→ EXERCISE REQUIREMENTS
Select all lines holding the word "journal" from the entries that follow.

───── THE RECORDS ─────

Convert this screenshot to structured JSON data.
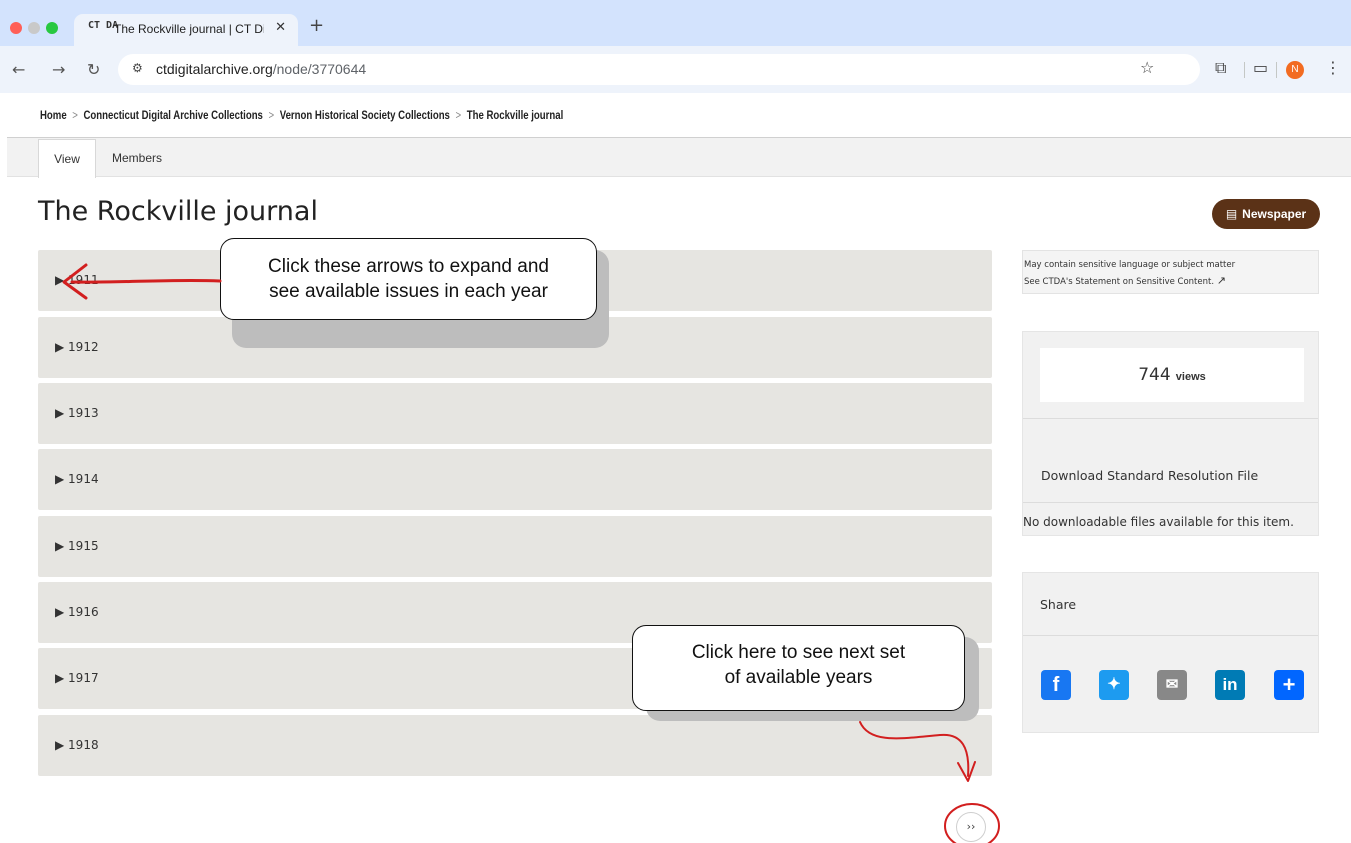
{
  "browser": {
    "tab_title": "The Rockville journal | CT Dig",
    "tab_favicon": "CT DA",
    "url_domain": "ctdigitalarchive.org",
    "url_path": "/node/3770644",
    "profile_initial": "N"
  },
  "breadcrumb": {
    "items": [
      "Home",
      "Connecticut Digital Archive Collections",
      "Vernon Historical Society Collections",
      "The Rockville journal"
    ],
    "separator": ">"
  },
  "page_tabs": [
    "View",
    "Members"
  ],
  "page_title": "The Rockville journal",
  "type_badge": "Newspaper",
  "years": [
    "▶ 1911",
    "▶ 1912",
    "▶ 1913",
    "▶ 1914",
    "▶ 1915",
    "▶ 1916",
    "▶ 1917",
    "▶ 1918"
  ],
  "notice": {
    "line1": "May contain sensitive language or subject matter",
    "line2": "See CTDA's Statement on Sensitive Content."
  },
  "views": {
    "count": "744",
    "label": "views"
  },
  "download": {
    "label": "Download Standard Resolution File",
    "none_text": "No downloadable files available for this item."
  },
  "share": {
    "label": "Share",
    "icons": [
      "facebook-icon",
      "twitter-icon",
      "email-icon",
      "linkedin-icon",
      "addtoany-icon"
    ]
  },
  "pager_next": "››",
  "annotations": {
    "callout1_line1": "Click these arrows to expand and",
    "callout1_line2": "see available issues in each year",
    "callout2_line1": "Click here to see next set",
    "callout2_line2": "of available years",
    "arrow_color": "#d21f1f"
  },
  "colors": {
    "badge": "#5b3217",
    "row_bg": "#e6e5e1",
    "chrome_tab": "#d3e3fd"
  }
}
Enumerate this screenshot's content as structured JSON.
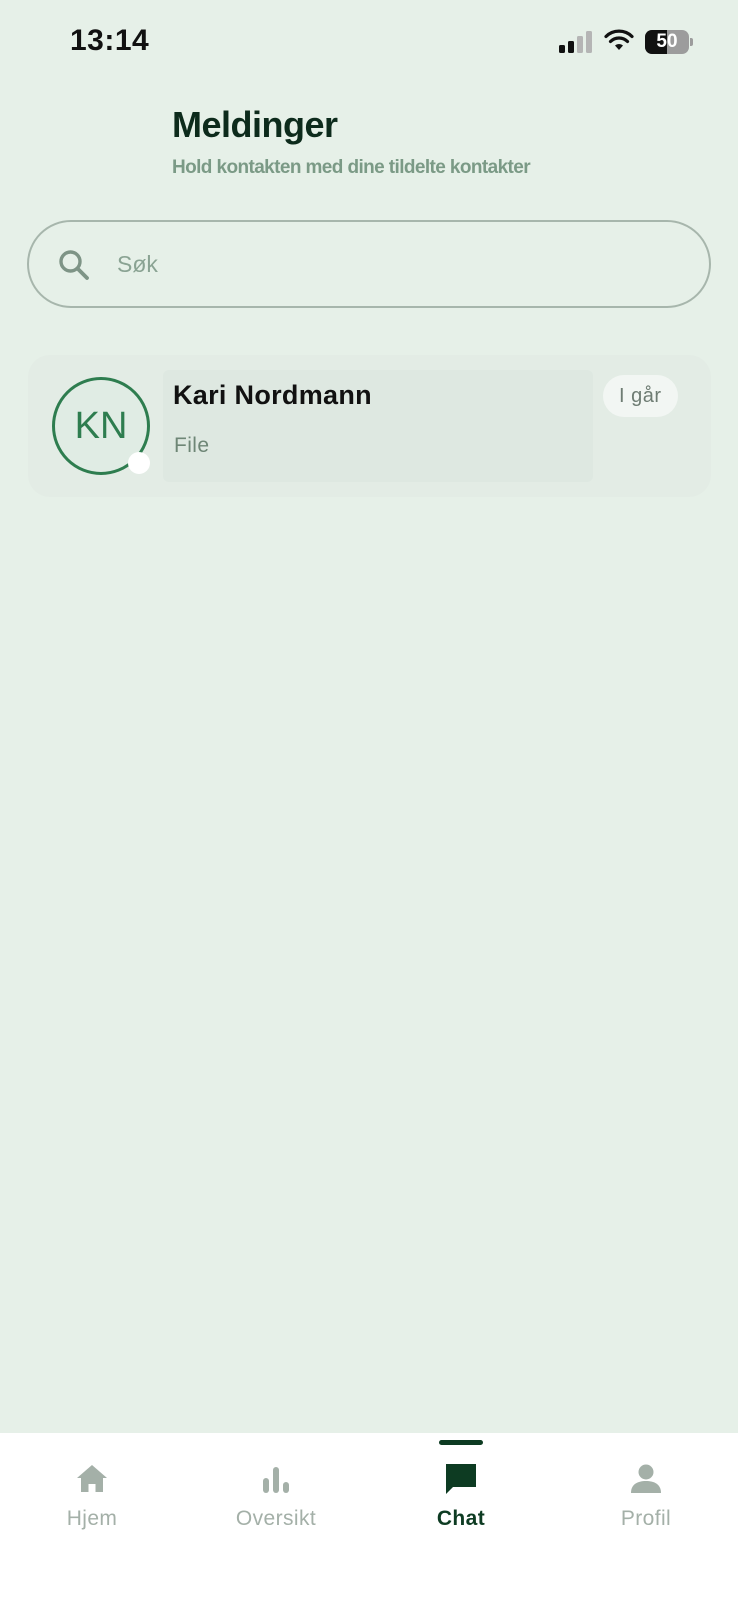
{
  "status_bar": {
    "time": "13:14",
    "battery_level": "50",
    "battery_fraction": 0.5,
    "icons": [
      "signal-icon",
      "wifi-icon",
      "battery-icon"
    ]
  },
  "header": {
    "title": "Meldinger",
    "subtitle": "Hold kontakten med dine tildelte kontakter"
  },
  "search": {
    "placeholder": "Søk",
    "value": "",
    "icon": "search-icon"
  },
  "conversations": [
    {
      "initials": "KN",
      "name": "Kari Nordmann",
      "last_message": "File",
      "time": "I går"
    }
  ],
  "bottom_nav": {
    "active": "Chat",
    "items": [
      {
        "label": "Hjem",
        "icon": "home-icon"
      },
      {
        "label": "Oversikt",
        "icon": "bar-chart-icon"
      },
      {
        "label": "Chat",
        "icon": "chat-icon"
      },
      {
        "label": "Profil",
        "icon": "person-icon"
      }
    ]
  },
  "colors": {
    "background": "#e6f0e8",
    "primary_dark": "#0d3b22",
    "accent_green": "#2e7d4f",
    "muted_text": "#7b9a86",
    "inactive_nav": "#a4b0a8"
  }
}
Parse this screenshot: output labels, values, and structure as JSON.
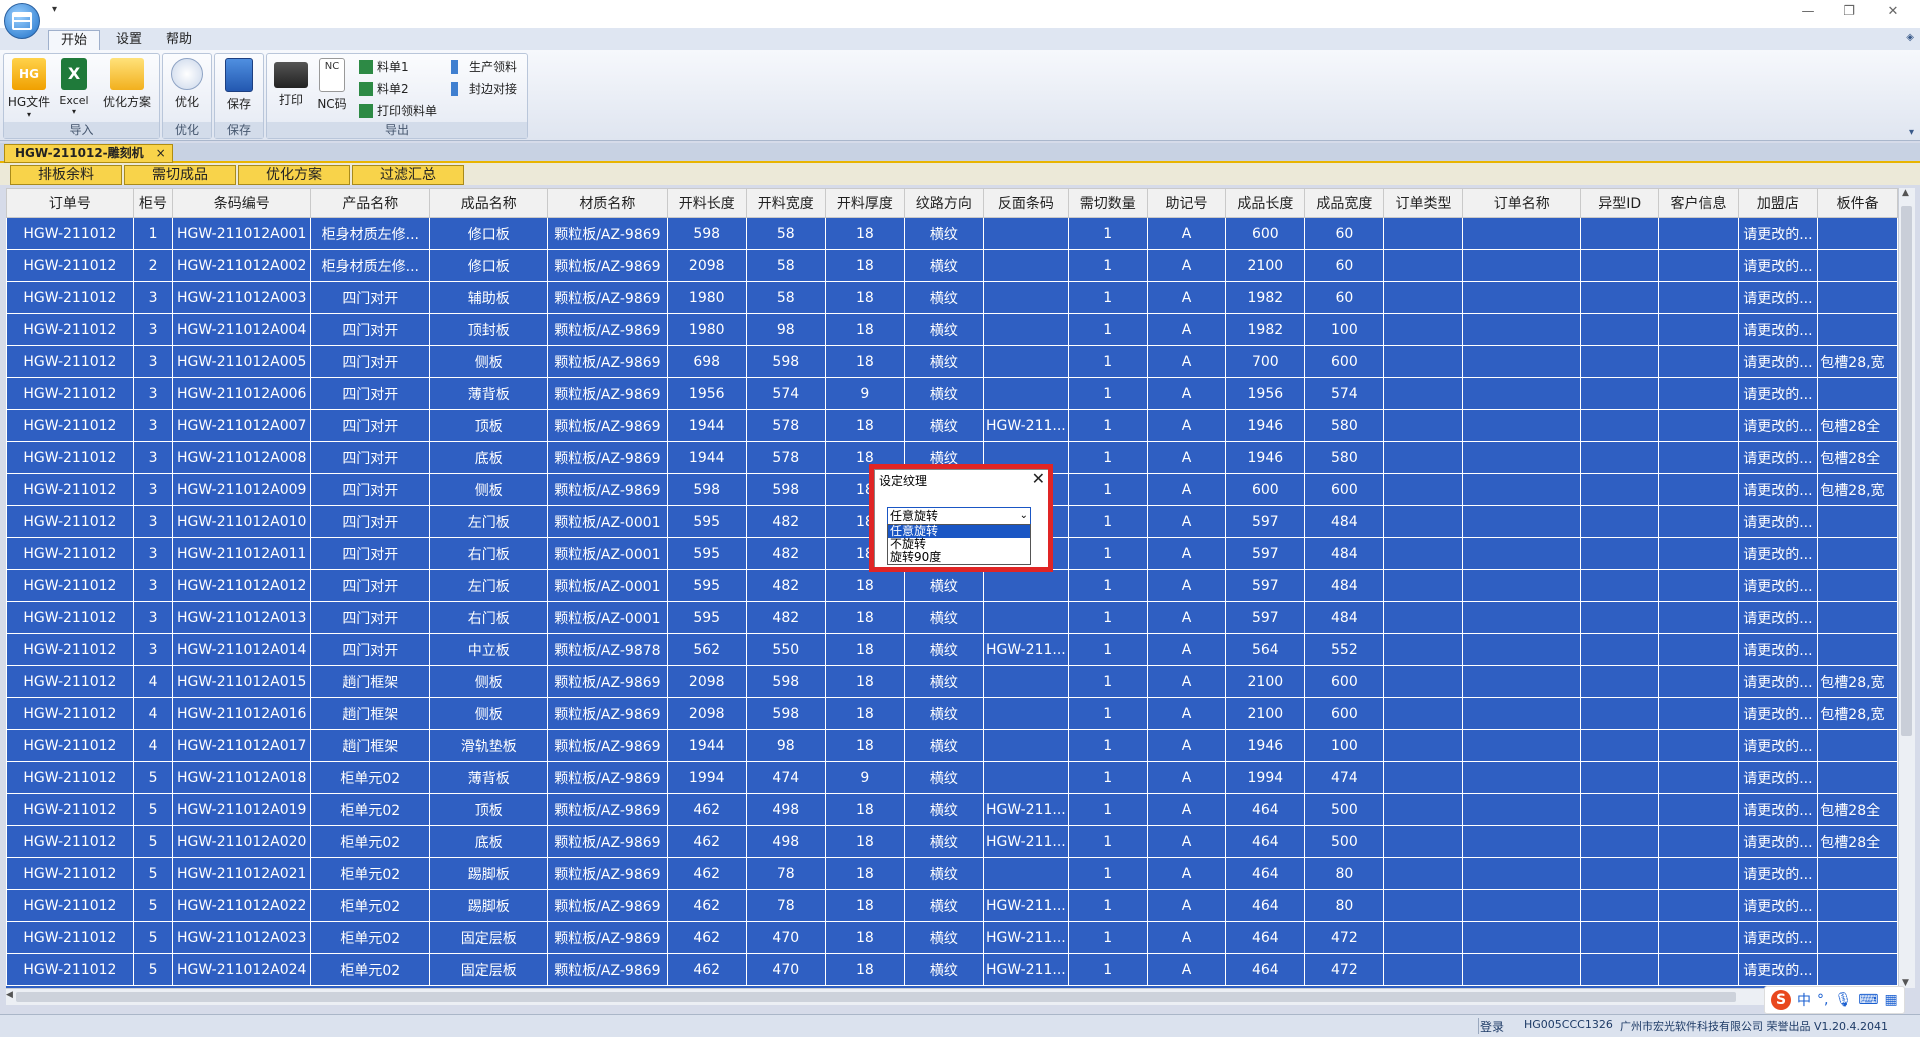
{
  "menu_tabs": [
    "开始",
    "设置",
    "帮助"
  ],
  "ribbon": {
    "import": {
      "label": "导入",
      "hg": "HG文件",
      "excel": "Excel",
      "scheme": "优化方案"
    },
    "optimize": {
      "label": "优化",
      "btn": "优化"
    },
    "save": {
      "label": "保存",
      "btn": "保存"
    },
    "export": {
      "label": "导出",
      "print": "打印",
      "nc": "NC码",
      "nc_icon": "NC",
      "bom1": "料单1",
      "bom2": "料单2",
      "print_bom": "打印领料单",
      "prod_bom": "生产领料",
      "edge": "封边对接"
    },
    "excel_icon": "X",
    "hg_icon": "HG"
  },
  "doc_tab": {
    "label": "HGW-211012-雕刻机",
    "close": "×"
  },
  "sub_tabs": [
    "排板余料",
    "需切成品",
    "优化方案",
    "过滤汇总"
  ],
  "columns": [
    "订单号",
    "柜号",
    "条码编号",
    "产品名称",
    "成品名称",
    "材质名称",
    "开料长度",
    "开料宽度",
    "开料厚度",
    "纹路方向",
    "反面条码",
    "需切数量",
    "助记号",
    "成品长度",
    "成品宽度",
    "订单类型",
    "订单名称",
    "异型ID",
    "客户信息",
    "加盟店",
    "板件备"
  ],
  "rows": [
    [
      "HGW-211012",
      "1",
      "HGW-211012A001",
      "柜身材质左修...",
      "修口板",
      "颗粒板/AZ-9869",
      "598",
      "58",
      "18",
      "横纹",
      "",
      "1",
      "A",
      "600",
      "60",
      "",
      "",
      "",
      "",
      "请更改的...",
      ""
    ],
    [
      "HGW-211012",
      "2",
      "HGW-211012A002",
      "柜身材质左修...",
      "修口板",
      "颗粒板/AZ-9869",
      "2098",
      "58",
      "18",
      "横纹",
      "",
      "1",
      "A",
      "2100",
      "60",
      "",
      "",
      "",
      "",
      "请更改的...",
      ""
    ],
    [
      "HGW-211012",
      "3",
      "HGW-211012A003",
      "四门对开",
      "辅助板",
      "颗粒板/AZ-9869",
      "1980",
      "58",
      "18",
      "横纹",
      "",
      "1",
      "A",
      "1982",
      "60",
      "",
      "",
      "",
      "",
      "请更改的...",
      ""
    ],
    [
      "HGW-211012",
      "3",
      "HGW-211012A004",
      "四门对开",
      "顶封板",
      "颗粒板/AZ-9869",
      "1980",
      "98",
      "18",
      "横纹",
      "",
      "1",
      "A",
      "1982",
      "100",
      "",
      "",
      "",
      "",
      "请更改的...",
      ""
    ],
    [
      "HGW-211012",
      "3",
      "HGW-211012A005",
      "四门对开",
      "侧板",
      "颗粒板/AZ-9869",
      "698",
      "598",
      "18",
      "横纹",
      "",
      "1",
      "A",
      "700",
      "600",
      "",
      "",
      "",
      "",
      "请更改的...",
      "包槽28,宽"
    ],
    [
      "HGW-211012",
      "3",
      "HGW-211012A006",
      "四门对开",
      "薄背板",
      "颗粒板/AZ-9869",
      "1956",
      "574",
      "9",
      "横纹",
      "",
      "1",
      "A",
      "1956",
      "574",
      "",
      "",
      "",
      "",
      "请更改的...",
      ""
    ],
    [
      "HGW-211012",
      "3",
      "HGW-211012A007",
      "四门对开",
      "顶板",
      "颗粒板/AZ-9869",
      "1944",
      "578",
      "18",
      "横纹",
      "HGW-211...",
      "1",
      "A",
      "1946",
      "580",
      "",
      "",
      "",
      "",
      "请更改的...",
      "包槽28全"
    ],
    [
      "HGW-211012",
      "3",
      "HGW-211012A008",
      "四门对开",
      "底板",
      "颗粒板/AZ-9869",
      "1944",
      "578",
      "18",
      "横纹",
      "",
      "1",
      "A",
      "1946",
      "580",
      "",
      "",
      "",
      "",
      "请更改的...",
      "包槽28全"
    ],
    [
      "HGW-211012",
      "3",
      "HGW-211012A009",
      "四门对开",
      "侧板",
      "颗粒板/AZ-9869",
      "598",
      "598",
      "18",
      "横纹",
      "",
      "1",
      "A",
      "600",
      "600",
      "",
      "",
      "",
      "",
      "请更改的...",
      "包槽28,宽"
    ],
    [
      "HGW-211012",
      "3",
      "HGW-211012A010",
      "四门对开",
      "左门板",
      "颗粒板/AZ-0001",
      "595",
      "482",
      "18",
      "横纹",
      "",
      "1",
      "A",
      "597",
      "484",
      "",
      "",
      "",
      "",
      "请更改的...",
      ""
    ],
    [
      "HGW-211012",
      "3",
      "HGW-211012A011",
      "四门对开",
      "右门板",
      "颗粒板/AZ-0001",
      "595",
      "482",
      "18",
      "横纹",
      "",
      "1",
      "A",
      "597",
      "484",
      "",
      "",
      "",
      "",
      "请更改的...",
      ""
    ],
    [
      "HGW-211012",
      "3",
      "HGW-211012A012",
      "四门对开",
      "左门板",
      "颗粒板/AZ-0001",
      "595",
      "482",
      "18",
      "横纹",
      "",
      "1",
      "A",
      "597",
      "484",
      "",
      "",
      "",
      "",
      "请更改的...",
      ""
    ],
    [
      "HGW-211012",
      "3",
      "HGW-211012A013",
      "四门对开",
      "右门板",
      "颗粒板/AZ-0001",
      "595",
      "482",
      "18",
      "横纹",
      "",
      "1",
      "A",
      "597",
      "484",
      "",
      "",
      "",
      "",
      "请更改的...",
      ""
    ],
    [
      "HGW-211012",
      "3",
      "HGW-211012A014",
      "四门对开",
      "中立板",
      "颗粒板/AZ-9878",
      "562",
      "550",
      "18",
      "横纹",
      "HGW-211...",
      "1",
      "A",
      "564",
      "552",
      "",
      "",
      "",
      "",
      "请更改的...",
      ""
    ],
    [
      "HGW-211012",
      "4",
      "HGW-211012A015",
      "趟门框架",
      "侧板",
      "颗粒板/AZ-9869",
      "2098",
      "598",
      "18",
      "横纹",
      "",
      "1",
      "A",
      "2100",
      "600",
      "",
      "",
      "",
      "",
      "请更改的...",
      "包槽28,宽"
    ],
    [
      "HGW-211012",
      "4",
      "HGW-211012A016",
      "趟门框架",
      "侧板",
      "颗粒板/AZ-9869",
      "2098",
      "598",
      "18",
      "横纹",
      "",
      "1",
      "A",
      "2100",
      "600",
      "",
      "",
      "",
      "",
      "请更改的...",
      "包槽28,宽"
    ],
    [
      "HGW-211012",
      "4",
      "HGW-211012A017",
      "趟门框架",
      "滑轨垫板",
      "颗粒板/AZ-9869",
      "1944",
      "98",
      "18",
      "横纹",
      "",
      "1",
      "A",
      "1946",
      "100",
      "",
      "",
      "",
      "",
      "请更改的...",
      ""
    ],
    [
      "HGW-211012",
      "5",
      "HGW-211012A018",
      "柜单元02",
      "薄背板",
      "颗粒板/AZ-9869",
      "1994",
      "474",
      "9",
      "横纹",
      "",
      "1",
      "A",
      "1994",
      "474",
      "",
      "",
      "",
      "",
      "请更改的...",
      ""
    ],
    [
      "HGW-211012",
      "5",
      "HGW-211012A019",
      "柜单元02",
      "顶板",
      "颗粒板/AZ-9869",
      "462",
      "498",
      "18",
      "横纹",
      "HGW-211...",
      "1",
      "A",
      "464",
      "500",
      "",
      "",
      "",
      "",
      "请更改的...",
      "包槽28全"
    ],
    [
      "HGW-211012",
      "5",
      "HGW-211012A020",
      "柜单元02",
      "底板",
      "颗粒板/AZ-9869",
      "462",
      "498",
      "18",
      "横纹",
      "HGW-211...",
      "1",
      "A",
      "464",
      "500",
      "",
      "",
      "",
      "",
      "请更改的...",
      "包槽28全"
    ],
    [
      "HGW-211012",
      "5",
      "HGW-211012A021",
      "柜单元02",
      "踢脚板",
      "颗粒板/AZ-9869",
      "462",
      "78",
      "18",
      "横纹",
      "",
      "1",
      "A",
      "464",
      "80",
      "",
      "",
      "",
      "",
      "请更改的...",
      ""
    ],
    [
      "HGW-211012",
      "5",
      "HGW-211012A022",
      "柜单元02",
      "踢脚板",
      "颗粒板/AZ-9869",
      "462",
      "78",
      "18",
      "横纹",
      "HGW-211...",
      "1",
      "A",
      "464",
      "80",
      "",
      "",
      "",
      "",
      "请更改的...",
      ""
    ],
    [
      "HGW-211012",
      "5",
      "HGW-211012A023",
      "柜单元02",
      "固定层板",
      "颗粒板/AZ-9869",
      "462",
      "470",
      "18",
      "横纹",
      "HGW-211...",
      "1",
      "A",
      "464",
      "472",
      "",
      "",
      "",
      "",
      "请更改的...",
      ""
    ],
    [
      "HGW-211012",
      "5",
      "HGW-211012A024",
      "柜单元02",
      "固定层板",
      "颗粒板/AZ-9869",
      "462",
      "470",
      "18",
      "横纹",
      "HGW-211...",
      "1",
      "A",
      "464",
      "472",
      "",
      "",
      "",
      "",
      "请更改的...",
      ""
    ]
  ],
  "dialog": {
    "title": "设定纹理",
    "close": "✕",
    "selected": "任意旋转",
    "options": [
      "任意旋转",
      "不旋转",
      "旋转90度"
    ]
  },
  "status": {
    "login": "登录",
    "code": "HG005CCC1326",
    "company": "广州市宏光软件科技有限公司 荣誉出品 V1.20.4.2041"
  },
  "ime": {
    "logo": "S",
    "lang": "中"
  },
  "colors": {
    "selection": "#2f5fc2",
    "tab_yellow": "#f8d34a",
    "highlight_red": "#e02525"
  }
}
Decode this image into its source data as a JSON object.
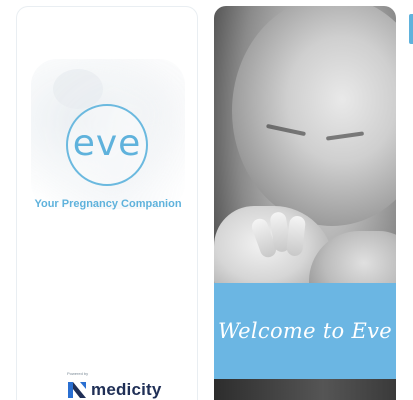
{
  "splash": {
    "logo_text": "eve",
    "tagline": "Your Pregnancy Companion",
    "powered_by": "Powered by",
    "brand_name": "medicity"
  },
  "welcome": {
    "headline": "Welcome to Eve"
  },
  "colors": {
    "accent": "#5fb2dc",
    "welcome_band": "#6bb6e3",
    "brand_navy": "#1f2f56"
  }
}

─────

→ RESULT OF THE TASK
    "tab_title": "The Rockville journal | CT Dig",
      "The Rockville journal"
  "page_title": "The Rockville journal",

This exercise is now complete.